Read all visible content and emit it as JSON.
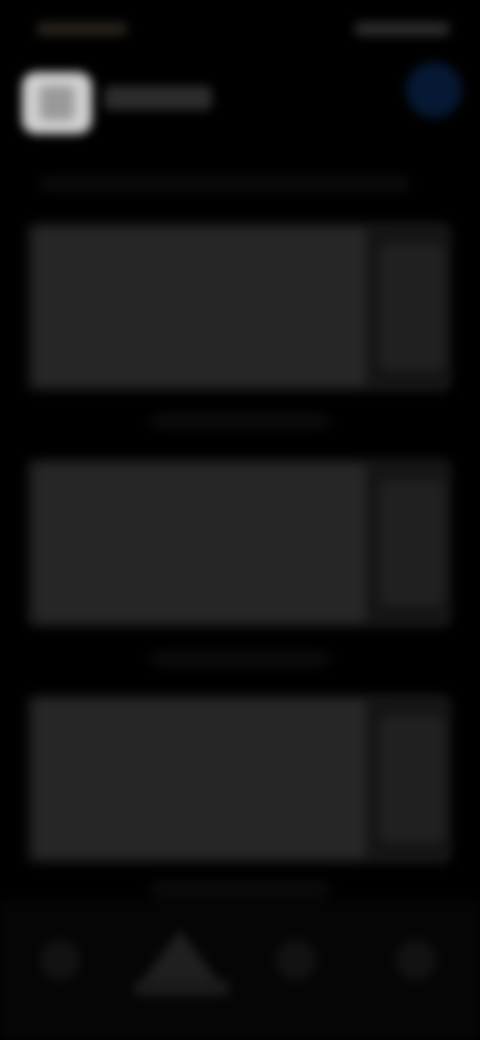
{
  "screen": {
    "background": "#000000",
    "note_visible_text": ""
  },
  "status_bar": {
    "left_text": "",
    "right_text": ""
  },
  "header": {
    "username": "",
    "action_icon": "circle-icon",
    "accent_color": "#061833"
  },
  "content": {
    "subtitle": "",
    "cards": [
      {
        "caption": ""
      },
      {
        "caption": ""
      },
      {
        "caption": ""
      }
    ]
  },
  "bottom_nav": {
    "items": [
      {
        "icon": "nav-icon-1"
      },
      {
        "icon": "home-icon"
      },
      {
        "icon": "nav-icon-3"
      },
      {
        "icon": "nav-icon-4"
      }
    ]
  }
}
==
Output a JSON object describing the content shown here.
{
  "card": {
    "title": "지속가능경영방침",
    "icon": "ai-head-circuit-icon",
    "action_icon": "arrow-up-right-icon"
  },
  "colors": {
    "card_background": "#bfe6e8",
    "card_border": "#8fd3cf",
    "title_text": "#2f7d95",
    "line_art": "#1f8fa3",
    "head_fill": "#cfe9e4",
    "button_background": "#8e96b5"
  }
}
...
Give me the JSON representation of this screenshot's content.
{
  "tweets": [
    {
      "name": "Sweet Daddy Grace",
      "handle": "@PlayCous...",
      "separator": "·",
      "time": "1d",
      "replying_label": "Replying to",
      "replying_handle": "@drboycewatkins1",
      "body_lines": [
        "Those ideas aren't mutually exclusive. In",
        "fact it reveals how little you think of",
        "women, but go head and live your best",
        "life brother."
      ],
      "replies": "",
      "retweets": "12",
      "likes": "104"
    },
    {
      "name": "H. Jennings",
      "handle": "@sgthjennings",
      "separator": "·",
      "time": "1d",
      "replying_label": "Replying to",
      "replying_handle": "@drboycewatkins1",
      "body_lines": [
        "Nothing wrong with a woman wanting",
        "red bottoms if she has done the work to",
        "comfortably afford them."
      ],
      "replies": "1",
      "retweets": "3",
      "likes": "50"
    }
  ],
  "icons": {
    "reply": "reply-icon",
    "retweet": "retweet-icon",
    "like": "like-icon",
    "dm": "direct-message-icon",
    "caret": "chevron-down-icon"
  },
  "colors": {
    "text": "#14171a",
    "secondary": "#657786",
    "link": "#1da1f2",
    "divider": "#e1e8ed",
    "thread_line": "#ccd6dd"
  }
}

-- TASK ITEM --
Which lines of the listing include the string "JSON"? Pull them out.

-- RESULT FOR THIS TASK --
Read all visible content and emit it as JSON.
Output a JSON object describing the content shown here.
Give me the JSON representation of this screenshot's content.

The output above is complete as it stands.